■ EXERCISE
Pull from the data below each line where the word "gadgets" occurs, and copy it.
** Opening RECORD EXTRACTS block **
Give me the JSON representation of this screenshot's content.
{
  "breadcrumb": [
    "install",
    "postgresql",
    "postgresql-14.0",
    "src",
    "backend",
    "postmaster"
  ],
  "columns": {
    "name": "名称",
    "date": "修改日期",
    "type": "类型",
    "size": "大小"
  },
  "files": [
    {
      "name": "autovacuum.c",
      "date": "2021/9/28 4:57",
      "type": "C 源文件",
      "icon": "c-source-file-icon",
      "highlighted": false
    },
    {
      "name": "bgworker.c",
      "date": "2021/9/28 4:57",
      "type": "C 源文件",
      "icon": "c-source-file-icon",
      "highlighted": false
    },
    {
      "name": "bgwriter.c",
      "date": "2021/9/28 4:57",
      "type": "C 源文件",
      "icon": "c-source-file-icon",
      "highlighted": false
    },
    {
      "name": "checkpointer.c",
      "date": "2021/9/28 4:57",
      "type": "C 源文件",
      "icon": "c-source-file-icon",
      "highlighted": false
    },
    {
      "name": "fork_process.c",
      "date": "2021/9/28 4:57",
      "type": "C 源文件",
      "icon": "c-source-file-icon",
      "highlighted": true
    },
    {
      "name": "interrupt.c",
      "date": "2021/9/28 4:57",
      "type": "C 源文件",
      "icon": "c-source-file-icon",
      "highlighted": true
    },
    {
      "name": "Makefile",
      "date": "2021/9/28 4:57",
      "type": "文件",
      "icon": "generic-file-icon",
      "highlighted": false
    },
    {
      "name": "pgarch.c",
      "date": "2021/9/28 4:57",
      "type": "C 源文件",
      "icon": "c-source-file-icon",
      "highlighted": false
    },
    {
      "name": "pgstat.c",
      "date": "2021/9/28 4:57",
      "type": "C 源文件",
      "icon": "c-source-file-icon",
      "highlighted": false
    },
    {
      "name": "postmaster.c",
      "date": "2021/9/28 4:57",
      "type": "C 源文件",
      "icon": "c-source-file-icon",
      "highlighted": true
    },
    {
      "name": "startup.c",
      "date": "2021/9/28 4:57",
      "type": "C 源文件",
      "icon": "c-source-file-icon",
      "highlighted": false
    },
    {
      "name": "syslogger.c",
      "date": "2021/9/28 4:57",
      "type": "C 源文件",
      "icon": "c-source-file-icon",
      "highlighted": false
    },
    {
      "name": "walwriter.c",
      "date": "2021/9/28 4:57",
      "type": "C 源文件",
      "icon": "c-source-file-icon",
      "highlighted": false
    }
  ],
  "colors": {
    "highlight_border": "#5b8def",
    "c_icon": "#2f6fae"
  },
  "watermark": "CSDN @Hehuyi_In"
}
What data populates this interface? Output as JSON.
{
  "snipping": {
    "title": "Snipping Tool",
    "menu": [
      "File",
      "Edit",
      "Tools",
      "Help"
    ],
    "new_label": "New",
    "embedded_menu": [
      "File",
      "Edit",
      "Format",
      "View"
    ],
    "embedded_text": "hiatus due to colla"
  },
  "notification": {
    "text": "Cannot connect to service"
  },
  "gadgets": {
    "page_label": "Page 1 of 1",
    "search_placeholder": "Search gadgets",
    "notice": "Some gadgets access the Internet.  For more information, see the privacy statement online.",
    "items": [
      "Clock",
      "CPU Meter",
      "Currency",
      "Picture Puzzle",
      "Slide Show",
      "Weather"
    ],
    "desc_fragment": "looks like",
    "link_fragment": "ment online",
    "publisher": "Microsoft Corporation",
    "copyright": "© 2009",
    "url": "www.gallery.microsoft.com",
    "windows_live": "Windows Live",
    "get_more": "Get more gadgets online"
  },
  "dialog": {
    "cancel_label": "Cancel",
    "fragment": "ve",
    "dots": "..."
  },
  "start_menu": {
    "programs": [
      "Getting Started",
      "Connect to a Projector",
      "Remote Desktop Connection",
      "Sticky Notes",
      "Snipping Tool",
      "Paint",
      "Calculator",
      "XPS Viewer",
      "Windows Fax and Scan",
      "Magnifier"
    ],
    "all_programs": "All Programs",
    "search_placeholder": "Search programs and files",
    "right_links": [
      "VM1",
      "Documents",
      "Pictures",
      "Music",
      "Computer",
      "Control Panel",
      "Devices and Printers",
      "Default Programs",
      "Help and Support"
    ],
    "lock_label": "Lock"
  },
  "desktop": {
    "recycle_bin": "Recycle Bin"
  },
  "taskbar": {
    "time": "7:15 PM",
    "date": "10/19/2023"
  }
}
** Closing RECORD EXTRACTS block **
■ TASK SOLUTION
  "gadgets": {
    "search_placeholder": "Search gadgets",
    "notice": "Some gadgets access the Internet.  For more information, see the privacy statement online.",
    "get_more": "Get more gadgets online"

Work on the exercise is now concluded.